# Task brief
Scan the records below. Copy every line in which the word "false" appears.

# Provided records
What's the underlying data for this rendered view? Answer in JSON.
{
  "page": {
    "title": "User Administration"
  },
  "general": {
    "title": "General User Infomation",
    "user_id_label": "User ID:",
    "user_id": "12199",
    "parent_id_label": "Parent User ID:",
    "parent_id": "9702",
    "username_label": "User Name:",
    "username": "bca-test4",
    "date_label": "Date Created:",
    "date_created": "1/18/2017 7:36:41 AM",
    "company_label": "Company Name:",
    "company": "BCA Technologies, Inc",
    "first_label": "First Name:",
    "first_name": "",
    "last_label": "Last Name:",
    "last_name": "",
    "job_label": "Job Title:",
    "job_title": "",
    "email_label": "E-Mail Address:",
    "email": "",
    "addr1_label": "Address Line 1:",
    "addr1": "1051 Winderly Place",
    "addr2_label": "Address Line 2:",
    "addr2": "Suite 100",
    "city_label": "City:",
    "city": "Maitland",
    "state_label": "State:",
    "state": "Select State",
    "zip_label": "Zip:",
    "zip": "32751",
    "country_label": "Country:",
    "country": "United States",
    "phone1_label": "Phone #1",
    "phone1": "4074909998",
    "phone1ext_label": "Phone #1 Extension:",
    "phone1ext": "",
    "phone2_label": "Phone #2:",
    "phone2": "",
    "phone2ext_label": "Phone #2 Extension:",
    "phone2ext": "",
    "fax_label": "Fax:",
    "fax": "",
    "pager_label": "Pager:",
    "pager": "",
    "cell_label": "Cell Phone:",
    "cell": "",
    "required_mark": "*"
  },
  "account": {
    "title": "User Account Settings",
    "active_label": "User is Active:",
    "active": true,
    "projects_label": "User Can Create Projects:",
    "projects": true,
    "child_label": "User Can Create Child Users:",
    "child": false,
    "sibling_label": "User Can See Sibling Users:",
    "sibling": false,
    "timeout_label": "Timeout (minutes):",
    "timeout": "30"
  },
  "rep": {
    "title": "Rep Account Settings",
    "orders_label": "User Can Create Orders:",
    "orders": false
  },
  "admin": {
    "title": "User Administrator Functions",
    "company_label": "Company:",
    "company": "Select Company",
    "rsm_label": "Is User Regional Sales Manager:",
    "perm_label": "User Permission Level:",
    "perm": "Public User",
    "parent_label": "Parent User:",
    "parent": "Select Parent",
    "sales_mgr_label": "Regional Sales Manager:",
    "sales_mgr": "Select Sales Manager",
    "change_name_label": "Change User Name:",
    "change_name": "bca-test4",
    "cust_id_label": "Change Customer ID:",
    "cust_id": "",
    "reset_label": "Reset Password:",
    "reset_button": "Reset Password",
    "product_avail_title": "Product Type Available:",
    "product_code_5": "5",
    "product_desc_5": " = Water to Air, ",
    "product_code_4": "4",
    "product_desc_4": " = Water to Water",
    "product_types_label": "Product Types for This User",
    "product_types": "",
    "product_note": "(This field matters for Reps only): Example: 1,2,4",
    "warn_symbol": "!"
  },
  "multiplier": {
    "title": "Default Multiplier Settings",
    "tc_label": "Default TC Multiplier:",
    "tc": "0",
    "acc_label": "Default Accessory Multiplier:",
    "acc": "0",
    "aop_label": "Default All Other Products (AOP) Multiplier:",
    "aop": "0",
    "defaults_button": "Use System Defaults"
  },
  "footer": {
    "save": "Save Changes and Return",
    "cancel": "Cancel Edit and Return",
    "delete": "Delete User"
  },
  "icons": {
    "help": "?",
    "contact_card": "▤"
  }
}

# Solution
    "child": false,
    "sibling": false,
    "orders": false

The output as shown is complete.